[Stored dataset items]
= Beginning of Section =
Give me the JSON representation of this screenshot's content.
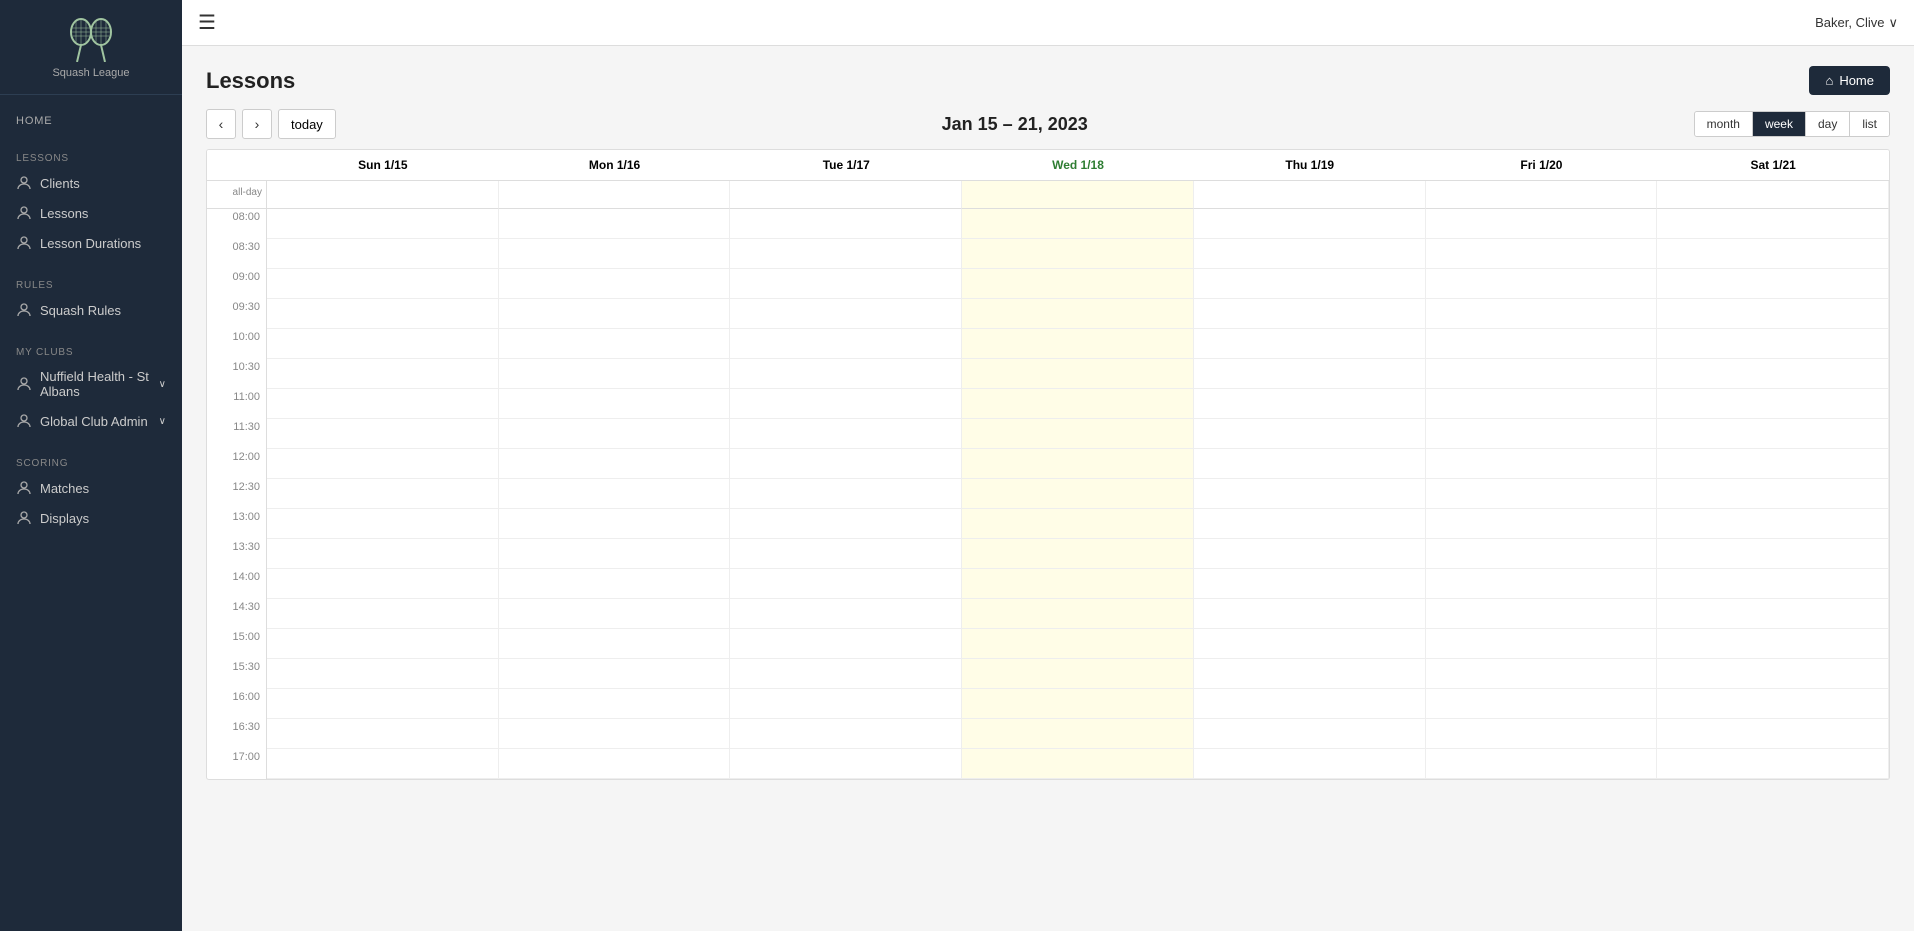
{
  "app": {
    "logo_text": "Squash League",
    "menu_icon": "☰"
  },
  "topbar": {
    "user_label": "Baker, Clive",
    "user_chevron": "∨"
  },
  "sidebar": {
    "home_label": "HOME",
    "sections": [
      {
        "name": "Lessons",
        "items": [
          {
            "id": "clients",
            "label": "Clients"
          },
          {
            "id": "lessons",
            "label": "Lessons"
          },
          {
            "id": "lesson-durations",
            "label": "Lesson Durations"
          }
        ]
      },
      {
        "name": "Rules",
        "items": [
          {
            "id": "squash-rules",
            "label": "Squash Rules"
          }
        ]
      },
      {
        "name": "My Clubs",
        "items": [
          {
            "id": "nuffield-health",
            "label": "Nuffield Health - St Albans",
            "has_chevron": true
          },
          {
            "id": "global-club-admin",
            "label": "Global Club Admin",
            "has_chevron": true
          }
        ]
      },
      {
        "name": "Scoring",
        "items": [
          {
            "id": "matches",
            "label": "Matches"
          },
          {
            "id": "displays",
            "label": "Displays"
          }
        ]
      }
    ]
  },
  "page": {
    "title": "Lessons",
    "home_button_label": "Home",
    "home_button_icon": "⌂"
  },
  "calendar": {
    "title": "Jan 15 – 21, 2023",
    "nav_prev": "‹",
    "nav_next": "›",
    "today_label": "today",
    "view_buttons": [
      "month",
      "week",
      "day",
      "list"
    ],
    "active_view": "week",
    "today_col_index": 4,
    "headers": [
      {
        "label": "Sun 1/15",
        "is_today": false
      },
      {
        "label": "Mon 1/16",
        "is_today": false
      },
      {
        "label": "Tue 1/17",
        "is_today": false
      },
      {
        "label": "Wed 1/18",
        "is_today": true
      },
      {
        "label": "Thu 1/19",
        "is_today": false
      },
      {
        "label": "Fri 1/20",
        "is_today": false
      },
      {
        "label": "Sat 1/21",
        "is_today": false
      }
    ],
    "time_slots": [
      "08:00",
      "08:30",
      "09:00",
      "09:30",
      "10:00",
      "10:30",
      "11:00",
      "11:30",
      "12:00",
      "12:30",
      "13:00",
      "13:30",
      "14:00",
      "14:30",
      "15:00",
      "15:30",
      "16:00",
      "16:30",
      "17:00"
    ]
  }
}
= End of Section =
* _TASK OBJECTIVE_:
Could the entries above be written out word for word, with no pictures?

* _RESULT OF THIS EXERCISE_:
Give me the JSON representation of this screenshot's content.
{
  "app": {
    "logo_text": "Squash League",
    "menu_icon": "☰"
  },
  "topbar": {
    "user_label": "Baker, Clive",
    "user_chevron": "∨"
  },
  "sidebar": {
    "home_label": "HOME",
    "sections": [
      {
        "name": "Lessons",
        "items": [
          {
            "id": "clients",
            "label": "Clients"
          },
          {
            "id": "lessons",
            "label": "Lessons"
          },
          {
            "id": "lesson-durations",
            "label": "Lesson Durations"
          }
        ]
      },
      {
        "name": "Rules",
        "items": [
          {
            "id": "squash-rules",
            "label": "Squash Rules"
          }
        ]
      },
      {
        "name": "My Clubs",
        "items": [
          {
            "id": "nuffield-health",
            "label": "Nuffield Health - St Albans",
            "has_chevron": true
          },
          {
            "id": "global-club-admin",
            "label": "Global Club Admin",
            "has_chevron": true
          }
        ]
      },
      {
        "name": "Scoring",
        "items": [
          {
            "id": "matches",
            "label": "Matches"
          },
          {
            "id": "displays",
            "label": "Displays"
          }
        ]
      }
    ]
  },
  "page": {
    "title": "Lessons",
    "home_button_label": "Home",
    "home_button_icon": "⌂"
  },
  "calendar": {
    "title": "Jan 15 – 21, 2023",
    "nav_prev": "‹",
    "nav_next": "›",
    "today_label": "today",
    "view_buttons": [
      "month",
      "week",
      "day",
      "list"
    ],
    "active_view": "week",
    "today_col_index": 4,
    "headers": [
      {
        "label": "Sun 1/15",
        "is_today": false
      },
      {
        "label": "Mon 1/16",
        "is_today": false
      },
      {
        "label": "Tue 1/17",
        "is_today": false
      },
      {
        "label": "Wed 1/18",
        "is_today": true
      },
      {
        "label": "Thu 1/19",
        "is_today": false
      },
      {
        "label": "Fri 1/20",
        "is_today": false
      },
      {
        "label": "Sat 1/21",
        "is_today": false
      }
    ],
    "time_slots": [
      "08:00",
      "08:30",
      "09:00",
      "09:30",
      "10:00",
      "10:30",
      "11:00",
      "11:30",
      "12:00",
      "12:30",
      "13:00",
      "13:30",
      "14:00",
      "14:30",
      "15:00",
      "15:30",
      "16:00",
      "16:30",
      "17:00"
    ]
  }
}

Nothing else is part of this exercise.